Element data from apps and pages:
------------------------------------------------------------
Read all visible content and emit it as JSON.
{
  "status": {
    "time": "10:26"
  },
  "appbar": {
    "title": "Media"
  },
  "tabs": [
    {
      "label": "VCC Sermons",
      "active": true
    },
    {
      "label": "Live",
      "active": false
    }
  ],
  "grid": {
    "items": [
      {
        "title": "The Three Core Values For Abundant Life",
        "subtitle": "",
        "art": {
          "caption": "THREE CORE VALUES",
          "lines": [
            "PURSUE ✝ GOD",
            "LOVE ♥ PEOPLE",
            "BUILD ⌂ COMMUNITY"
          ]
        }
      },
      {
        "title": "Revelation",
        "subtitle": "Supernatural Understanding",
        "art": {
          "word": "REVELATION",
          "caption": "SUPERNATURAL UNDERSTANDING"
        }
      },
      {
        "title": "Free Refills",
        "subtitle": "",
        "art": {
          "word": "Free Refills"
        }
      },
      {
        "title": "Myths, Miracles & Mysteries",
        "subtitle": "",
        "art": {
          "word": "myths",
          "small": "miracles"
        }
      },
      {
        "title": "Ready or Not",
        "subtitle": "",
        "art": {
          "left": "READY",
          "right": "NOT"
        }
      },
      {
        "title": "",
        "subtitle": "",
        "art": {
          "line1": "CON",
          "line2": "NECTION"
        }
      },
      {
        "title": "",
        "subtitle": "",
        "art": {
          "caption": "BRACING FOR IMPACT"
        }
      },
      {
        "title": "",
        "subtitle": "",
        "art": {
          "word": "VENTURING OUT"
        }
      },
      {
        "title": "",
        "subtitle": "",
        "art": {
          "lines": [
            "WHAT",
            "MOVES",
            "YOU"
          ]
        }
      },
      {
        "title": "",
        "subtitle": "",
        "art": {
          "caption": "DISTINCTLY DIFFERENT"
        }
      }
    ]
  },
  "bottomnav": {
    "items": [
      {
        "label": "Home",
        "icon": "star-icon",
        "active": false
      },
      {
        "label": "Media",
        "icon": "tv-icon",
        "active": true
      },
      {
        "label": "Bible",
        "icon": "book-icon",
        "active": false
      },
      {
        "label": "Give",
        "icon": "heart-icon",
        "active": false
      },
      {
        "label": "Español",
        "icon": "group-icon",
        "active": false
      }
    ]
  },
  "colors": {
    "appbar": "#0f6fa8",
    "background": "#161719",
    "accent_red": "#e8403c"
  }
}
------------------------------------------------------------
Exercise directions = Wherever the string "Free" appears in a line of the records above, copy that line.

Result of this exercise =
        "title": "Free Refills",
          "word": "Free Refills"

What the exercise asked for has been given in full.